Alexander techniqueThe Alexander technique is an educational program that teaches movement patterns and postures, with an aim to improve coordination and balance,...
- Auto Immune Conditions
- Bladder & Kidney Health
- Brain & Nervous System
- Care Transitions
- Dental Health
- Emotional Health
- Eye Health
- Falls Prevention
- Financial Planning
- General Safety
- Health Care Basics
- Healthy Living
- Hearing Loss
- Heart Health
- High Blood Pressure
- Life Transitions
- Lung Health
- Men's Health
- Nutrition & Weight Management
- Pain Management
- Preventive Health
- Sexual Health
- Stomach & Digestive Health
- Stress & Anxiety
- Women's Health
EvidenceDISCLAIMER: These uses have been tested in humans or animals. Safety and effectiveness have not always been proven. Some of these conditions are potentially serious, and should be evaluated by a qualified healthcare provider.
There is not enough scientific evidence to make a strong recommendation for the use of the Alexander technique in asthma patients. More study is needed in this area.
There is limited evidence in this area, and no firm conclusion can be drawn based on scientific research.
Limited research suggests that functional reach performance may be improved through Alexander technique instruction, particularly in people older than 65 years. Better quality evidence is needed before a firm conclusion can be drawn.
There is a small amount of research on the effects of the Alexander technique on lung function in healthy people and musicians who play wind instruments. Until better evidence is available, it remains unclear if the Alexander technique improves lung capacity.
Parkinson's disease :
Early research suggests that Alexander technique instruction may improve fine and gross movements and reduce depression in patients with Parkinson's disease. Additional human research is needed before a clear recommendation can be made.
Posture in children:
The Alexander technique has been suggested as a means to improve children's postural development. The long-term effects of such instruction are not known.
There is not enough scientific evidence to make a strong recommendation for the use of the Alexander technique in patients who stutter. More study is needed in this area.
Temporomandibular joint (TMJ) chronic pain :

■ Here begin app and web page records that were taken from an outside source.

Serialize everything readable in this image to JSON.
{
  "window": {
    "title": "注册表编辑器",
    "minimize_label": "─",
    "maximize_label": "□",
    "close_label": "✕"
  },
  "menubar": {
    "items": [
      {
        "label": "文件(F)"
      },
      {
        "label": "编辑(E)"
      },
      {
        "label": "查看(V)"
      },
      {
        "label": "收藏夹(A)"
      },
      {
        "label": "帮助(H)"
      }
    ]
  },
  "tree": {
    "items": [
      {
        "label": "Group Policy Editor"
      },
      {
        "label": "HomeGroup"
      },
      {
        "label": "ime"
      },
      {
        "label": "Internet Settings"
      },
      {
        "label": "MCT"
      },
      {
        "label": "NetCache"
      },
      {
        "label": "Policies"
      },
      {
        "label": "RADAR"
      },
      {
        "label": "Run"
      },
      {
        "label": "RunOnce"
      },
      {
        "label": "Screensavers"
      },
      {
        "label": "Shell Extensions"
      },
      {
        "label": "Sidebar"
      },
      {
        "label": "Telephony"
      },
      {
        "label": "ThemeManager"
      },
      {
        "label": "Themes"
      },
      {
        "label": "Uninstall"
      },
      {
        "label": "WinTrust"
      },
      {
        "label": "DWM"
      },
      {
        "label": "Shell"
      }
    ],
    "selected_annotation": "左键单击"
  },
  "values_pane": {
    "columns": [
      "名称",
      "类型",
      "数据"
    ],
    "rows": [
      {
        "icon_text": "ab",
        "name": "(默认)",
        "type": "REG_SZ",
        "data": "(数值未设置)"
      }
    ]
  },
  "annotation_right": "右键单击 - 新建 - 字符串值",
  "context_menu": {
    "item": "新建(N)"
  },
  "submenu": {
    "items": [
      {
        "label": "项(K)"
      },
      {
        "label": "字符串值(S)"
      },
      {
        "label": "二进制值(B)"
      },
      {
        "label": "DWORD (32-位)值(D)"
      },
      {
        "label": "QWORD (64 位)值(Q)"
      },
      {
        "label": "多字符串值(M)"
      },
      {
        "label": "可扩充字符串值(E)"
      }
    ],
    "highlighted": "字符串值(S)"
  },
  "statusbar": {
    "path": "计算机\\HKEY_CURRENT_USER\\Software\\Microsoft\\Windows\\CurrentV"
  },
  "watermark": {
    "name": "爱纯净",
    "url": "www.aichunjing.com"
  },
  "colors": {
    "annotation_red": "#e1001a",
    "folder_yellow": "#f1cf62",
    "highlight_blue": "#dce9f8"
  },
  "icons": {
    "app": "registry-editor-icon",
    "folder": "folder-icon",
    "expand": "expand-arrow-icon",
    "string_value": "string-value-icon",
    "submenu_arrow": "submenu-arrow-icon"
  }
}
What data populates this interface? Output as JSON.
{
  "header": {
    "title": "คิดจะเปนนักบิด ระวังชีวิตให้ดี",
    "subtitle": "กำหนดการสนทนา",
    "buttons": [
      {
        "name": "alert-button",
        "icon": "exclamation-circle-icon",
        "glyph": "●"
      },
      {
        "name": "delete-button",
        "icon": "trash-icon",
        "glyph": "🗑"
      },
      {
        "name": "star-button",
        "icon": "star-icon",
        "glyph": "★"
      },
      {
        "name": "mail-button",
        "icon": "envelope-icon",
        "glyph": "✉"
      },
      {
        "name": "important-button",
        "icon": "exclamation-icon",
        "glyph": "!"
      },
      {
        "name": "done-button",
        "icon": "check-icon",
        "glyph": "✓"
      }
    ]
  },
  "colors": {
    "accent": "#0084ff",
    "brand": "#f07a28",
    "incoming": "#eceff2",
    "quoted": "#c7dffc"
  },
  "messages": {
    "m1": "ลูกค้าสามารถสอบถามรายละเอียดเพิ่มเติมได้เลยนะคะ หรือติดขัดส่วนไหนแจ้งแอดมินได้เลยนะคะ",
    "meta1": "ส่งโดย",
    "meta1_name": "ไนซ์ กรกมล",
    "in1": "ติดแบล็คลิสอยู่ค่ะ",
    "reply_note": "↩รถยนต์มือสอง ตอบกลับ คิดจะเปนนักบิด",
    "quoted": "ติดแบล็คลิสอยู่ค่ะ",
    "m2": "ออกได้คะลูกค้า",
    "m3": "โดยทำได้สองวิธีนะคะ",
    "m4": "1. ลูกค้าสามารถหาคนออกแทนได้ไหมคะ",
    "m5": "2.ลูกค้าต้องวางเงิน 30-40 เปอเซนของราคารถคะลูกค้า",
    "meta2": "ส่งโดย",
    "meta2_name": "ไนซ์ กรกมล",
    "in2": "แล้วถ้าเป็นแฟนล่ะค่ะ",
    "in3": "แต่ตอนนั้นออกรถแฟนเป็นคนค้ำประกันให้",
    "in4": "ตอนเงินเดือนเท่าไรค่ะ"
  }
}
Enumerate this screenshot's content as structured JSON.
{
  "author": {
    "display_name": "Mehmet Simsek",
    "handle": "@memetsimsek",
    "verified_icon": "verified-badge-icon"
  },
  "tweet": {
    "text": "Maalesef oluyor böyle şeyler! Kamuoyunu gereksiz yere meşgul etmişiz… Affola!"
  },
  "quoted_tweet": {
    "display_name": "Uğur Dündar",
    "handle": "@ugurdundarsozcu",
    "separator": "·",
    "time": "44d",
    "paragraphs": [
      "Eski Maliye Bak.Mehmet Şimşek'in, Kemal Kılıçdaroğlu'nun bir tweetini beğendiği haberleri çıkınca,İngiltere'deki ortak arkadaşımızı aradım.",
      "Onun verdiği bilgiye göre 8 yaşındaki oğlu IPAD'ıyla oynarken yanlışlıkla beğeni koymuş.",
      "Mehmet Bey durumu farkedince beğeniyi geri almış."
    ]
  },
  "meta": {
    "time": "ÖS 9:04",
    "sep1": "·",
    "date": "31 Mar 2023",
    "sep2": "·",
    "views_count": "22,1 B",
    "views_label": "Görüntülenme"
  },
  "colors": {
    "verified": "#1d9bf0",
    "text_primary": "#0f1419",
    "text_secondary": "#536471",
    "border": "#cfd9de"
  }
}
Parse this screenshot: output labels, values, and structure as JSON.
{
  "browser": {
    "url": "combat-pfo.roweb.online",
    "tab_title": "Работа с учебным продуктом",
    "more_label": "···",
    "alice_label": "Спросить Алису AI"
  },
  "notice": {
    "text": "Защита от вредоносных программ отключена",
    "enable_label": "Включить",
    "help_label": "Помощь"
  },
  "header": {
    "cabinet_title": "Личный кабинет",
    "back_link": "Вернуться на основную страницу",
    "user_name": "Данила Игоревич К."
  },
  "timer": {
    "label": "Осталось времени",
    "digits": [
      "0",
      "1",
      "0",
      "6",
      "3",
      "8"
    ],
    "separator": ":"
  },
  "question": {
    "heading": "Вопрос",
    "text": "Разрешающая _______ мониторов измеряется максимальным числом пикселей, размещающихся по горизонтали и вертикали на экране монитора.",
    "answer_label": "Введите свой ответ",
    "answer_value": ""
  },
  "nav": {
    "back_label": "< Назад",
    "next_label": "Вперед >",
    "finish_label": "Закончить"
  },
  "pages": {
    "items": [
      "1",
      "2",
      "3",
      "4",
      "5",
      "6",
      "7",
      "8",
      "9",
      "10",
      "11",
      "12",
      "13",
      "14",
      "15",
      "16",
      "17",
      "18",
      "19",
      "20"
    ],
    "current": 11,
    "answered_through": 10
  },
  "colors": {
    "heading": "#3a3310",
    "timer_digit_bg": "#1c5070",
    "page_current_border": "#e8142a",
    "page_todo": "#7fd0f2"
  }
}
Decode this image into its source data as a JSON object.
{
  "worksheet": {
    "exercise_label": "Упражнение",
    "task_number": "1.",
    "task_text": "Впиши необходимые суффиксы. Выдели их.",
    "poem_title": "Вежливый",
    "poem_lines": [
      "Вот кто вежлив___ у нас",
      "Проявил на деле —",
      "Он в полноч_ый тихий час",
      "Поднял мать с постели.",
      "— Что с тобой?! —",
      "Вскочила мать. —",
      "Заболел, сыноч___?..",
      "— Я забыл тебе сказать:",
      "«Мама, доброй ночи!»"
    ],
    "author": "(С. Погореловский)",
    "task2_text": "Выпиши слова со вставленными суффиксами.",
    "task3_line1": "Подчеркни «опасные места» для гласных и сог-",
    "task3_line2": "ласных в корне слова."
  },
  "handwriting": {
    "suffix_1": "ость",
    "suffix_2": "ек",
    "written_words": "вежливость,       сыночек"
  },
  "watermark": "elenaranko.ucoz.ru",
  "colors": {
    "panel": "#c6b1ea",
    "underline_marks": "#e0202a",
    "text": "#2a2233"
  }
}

Early case series data suggest that Alexander technique instruction may reduce symptoms in people with TMJ chronic pain. More human research is needed before a clear recommendation can be made.
TraditionWARNING: DISCLAIMER: The below uses are based on tradition, scientific theories, or limited research. They often have not been thoroughly tested in humans, and safety and effectiveness have not always been proven. Some of these conditions are potentially serious, and should be evaluated by a qualified healthcare provider. There may be other proposed uses that are not listed below.
Anxiety, arthritis, athletic performance, carpal tunnel syndrome, chronic bronchitis, chronic fatigue syndrome, cognitive performance enhancement, coordination disorders, depression, digestion disorders, endurance, epilepsy, fibromyalgia, frozen shoulder, headache, heart disease, high blood pressure, hip pain, hoarse voice, increased energy, joint disorders, labor and delivery (improving breathing, promoting relaxation), laryngitis, leg cramps, low energy, Lyme disease, migraine, multiple sclerosis, neck pain, osteoarthritis, osteoporosis, panic disorder, performance anxiety, physical endurance, pregnancy (reducing back strain, minimizing compression of internal organs or blood vessels, improving ability to rise from sitting position), repetitive strain injury, rheumatic disorders, sciatica, sleep disorders, spine problems (scoliosis), stiffness, stomach ulcers (peptic ulcer disease), stress/stress-related problems, stroke, systemic lupus erythematosus, tendonitis, tennis elbow, tension-related sexual disorders, voice strain.